The Strange World of the Hausdorff Metric Geometry

II. The Hausdorff metric

A metric is a function that
provides us a way to measure the distance between two objects. More
specifically, a metric *d* on a space *X* is a function from *X *× *X*
to **R** (where **R** represents the set of real numbers) which satisfies the following properties for all *x*, *y*,
and *z* in *X*:

1. *d*(*x*,
*y*) ≥ 0,

2. *d*(*x*,
*y*) = 0 if and only if *x *= *y*,

3. *d*(*x*,
*y*) = *d*(*y*, *x*),

4. *d*(*x*,
*y*) ≤ *d*(*x*, *z*) +* d*(*z*, *y*).

A set *X* on which a metric *d*
is defined is called a *metric space* and is denoted (*X*, *d*).
You may have seen the inequality in (4) in other forms. This inequality is
called the triangle inequality. Essentially it says that the shortest distance
between two points is a straight line. A familiar example of a metric is the
standard Euclidean distance function *d _{E}* between points in

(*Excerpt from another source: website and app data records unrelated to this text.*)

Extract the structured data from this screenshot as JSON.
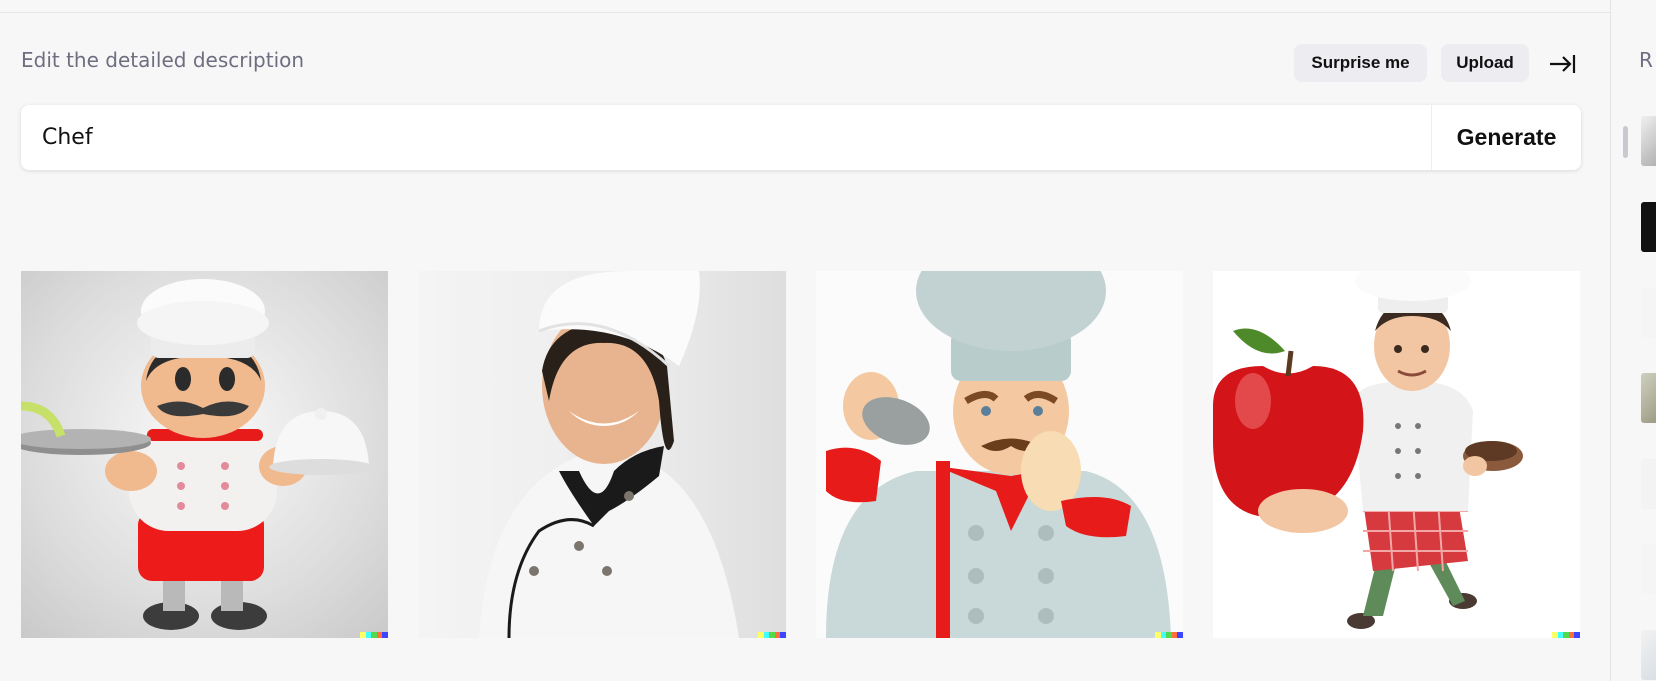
{
  "editor": {
    "heading": "Edit the detailed description",
    "surprise_label": "Surprise me",
    "upload_label": "Upload",
    "prompt_value": "Chef",
    "generate_label": "Generate"
  },
  "results": [
    {
      "description": "cartoon chef holding tray and cloche"
    },
    {
      "description": "smiling chef in white coat and hat"
    },
    {
      "description": "cartoon chef with mustache"
    },
    {
      "description": "cartoon chef holding giant red apple"
    }
  ],
  "watermark_colors": [
    "#ffff66",
    "#42ffff",
    "#51da4c",
    "#ff6e3c",
    "#3c46ff"
  ],
  "sidebar": {
    "label": "R"
  },
  "icons": {
    "collapse": "arrow-right-to-bar-icon"
  }
}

Of particular interest to us
later will be the case when we obtain equality in the triangle inequality. Note
that in **R*** ^{n}* with the Euclidean metric, when three points

The Hausdorff metric allows us to
measure the distance between certain types of sets. In particular, let *H*(**R*** ^{n}*) denote the space
of all non-empty compact subsets of

The Hausdorff metric between two non-empty
compact subsets of **R*** ^{n}* can be defined in the following
way.

·
If *B* is an element of *H*(**R*** ^{n}*), for each

*d*(*x*, *B*) = min{*d _{E}*(

The
following applet illustrates the distance from a point *x *to a circle *B*. You can
move the point *x *with a mouse and
control the center and radius of *B *by
moving the indicated points.

·
For elements *A*, *B* in *H*(**R*** ^{n}*), define the distance

*d*(*A*, *B*) = max{*d*(*x*, *B*)
: *x* is an element of *A*}.

Note
that *d*(*A*,*B*) is generally
different than *d*(*B*, *A*). Informally, to
find the distance *from *the set *A* *to *the set *B*, we
find a point *a* in *A* that is farthest from *B* and then
compute the distance from *a* to the closest point in *B*.

·
For two elements *A*, *B* in *H*(**R*** ^{n}*), the Hausdorff distance,

*h*(*A*, *B*) = max{*d*(*A*, *B*),
*d*(*B*, *A*)}.

The corresponding metric space, *H*(**R*** ^{n}*),
is then itself a complete metric space [1]. The applet here shows how